→ Available data
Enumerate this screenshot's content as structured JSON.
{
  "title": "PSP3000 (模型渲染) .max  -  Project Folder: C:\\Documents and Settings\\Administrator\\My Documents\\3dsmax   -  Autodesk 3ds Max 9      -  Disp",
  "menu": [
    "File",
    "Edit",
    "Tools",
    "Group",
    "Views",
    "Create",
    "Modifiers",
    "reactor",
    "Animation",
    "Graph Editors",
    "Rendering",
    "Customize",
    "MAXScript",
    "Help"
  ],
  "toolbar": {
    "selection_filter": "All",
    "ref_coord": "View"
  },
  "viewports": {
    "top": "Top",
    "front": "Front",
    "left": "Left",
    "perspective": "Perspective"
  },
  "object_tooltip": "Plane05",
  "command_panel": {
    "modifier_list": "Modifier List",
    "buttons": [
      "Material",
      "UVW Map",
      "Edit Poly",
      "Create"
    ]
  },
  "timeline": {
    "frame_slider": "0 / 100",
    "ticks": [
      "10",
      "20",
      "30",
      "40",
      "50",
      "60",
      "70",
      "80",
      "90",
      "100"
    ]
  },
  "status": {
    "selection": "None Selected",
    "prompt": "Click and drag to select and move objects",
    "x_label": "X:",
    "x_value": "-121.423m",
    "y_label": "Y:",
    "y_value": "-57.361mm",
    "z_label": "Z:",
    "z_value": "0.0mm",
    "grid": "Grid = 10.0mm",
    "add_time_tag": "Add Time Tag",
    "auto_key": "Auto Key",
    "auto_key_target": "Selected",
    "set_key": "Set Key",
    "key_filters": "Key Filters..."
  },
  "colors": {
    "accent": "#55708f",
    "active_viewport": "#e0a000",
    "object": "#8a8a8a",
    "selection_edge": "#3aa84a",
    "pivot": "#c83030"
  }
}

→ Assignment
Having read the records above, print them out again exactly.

→ Output of the task
Enumerate this screenshot's content as structured JSON.
{
  "title": "PSP3000 (模型渲染) .max  -  Project Folder: C:\\Documents and Settings\\Administrator\\My Documents\\3dsmax   -  Autodesk 3ds Max 9      -  Disp",
  "menu": [
    "File",
    "Edit",
    "Tools",
    "Group",
    "Views",
    "Create",
    "Modifiers",
    "reactor",
    "Animation",
    "Graph Editors",
    "Rendering",
    "Customize",
    "MAXScript",
    "Help"
  ],
  "toolbar": {
    "selection_filter": "All",
    "ref_coord": "View"
  },
  "viewports": {
    "top": "Top",
    "front": "Front",
    "left": "Left",
    "perspective": "Perspective"
  },
  "object_tooltip": "Plane05",
  "command_panel": {
    "modifier_list": "Modifier List",
    "buttons": [
      "Material",
      "UVW Map",
      "Edit Poly",
      "Create"
    ]
  },
  "timeline": {
    "frame_slider": "0 / 100",
    "ticks": [
      "10",
      "20",
      "30",
      "40",
      "50",
      "60",
      "70",
      "80",
      "90",
      "100"
    ]
  },
  "status": {
    "selection": "None Selected",
    "prompt": "Click and drag to select and move objects",
    "x_label": "X:",
    "x_value": "-121.423m",
    "y_label": "Y:",
    "y_value": "-57.361mm",
    "z_label": "Z:",
    "z_value": "0.0mm",
    "grid": "Grid = 10.0mm",
    "add_time_tag": "Add Time Tag",
    "auto_key": "Auto Key",
    "auto_key_target": "Selected",
    "set_key": "Set Key",
    "key_filters": "Key Filters..."
  },
  "colors": {
    "accent": "#55708f",
    "active_viewport": "#e0a000",
    "object": "#8a8a8a",
    "selection_edge": "#3aa84a",
    "pivot": "#c83030"
  }
}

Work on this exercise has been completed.